Prompt: Determine how many lines in the entries below include the word "JSON", and reply with that number alone.

•••

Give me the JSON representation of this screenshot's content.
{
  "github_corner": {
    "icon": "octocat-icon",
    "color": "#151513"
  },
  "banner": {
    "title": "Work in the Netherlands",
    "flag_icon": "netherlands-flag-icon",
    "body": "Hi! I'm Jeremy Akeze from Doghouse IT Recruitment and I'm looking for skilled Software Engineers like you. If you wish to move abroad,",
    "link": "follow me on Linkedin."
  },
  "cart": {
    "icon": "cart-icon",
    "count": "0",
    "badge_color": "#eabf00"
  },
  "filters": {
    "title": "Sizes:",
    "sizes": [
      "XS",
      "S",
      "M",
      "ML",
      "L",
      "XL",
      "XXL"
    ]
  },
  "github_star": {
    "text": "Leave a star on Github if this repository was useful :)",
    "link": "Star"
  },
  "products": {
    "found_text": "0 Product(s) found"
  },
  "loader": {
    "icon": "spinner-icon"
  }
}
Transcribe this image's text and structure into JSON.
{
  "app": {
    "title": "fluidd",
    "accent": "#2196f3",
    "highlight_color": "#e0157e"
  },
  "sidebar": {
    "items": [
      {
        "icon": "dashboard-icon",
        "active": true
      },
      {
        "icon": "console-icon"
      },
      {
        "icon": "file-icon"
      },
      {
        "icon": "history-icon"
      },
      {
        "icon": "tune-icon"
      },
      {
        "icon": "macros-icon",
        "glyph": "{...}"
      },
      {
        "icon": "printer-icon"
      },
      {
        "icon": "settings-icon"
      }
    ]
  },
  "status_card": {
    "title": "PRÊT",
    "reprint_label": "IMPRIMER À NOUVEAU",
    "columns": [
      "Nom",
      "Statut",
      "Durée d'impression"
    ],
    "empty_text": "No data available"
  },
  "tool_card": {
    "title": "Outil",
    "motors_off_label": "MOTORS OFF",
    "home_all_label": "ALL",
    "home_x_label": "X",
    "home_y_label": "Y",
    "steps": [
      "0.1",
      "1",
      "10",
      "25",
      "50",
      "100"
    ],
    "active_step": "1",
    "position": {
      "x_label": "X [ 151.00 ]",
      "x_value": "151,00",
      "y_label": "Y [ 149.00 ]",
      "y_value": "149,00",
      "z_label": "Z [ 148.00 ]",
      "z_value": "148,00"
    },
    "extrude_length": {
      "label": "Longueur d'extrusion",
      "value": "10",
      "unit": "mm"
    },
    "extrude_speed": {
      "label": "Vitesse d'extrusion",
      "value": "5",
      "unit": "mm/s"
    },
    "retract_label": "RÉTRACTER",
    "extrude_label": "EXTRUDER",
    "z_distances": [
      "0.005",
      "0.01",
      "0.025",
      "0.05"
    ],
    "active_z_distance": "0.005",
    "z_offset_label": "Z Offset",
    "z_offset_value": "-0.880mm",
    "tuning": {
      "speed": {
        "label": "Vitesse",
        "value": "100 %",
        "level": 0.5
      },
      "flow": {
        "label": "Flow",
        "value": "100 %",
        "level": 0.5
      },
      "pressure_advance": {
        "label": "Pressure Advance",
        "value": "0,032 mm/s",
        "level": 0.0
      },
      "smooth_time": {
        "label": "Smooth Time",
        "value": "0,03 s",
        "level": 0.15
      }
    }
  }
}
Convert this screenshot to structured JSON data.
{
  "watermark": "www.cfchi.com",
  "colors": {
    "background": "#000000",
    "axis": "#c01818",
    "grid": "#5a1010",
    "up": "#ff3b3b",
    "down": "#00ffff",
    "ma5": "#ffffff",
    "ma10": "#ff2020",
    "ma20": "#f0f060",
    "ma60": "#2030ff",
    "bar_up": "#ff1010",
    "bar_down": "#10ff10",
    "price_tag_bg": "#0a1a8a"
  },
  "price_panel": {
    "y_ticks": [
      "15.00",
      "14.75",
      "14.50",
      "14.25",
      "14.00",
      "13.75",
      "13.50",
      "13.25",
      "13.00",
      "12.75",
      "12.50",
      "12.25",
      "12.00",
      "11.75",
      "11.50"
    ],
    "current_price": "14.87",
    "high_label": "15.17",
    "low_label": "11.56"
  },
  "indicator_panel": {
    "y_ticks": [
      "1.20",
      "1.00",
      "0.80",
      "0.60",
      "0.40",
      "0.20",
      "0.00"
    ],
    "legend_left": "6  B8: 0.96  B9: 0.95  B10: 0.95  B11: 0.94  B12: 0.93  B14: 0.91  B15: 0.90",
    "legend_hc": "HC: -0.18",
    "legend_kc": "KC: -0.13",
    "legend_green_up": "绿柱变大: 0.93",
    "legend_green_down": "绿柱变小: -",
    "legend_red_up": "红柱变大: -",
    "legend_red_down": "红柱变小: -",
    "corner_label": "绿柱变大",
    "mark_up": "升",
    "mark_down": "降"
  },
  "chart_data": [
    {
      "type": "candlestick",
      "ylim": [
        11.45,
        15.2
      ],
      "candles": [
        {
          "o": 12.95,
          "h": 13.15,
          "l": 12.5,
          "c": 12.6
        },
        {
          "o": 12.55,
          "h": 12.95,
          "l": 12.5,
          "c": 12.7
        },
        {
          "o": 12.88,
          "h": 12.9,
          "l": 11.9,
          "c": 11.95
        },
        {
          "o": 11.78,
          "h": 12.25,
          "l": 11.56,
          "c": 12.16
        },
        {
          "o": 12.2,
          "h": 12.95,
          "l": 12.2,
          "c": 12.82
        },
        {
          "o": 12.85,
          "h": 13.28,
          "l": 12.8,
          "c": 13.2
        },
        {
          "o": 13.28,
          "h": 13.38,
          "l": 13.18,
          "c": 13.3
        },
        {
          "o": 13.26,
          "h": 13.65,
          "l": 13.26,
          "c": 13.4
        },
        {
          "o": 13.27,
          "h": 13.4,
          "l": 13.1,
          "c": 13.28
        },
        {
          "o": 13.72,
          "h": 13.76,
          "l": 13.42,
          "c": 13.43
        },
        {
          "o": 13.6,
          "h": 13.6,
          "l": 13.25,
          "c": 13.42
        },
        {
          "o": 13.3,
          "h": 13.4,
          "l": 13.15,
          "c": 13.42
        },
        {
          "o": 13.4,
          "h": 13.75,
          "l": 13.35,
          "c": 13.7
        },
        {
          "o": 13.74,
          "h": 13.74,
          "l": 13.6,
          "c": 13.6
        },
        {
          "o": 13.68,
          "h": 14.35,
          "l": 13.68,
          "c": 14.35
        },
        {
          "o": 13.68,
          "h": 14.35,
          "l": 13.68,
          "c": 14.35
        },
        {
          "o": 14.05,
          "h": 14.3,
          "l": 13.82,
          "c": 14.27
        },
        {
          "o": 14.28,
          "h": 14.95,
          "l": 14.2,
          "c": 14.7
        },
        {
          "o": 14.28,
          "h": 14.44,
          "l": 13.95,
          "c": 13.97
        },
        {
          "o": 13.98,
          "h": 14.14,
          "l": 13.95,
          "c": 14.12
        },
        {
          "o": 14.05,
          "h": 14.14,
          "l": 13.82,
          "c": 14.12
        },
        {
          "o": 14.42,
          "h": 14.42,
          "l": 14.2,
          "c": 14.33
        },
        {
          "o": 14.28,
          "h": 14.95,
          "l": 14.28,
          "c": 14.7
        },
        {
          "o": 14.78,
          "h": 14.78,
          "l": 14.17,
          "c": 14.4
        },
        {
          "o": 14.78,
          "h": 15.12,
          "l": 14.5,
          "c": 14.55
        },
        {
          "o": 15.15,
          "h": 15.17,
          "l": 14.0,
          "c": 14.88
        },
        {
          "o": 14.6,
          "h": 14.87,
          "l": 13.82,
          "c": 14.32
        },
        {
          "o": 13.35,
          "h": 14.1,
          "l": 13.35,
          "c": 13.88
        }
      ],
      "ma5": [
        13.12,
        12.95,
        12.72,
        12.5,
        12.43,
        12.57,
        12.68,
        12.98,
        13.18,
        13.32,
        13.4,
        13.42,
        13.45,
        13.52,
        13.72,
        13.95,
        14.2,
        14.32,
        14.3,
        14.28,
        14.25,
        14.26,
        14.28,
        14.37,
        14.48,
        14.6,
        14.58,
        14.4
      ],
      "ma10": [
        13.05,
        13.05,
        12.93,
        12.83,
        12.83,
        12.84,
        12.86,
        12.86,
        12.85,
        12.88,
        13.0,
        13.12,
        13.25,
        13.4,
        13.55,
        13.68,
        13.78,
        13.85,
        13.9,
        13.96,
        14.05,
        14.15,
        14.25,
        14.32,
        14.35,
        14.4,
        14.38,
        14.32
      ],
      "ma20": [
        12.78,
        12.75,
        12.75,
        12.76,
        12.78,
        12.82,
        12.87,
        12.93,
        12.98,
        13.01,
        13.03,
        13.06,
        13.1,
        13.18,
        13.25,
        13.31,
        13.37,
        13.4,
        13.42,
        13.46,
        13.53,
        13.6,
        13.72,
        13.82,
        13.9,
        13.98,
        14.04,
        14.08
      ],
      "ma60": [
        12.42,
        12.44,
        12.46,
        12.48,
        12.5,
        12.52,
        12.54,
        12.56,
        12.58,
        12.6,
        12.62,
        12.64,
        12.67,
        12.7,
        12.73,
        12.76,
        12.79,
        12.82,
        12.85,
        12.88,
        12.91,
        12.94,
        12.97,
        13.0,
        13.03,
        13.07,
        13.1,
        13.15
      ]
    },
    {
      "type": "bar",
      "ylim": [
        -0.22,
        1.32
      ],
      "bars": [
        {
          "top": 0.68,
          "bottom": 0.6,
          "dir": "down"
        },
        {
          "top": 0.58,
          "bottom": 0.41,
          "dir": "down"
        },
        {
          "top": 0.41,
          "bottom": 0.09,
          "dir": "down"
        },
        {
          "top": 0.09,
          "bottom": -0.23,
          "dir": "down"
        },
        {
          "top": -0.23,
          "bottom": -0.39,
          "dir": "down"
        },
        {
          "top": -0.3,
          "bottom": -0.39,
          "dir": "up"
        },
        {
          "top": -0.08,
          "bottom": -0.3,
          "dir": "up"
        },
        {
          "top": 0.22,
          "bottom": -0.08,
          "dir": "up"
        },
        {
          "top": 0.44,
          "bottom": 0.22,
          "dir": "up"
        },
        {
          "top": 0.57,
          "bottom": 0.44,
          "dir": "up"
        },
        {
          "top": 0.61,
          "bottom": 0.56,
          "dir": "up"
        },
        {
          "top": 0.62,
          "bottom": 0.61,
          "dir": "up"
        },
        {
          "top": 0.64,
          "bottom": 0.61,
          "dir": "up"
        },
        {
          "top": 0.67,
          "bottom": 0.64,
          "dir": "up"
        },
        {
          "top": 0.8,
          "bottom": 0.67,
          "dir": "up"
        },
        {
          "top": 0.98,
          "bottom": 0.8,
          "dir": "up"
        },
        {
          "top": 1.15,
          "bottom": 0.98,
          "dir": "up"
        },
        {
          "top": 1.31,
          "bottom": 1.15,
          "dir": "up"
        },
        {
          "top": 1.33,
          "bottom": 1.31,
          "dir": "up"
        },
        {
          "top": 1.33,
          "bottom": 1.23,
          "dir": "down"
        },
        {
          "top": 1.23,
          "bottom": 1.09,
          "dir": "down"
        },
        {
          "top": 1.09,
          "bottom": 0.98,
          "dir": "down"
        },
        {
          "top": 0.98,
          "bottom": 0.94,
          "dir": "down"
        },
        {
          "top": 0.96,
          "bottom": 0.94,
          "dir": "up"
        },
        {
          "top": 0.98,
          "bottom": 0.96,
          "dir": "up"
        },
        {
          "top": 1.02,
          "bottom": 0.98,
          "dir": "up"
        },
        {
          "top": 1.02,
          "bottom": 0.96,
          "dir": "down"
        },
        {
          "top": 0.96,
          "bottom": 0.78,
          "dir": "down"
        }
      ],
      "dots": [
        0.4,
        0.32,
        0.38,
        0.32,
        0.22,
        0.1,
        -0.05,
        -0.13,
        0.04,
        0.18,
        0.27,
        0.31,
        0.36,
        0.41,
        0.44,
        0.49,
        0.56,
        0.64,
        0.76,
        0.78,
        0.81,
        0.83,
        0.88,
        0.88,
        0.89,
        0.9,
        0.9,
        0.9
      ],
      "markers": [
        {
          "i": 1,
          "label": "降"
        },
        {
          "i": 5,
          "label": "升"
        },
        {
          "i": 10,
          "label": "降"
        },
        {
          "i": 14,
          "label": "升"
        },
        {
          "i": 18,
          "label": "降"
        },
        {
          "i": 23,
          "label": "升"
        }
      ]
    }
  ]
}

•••

Task output: 3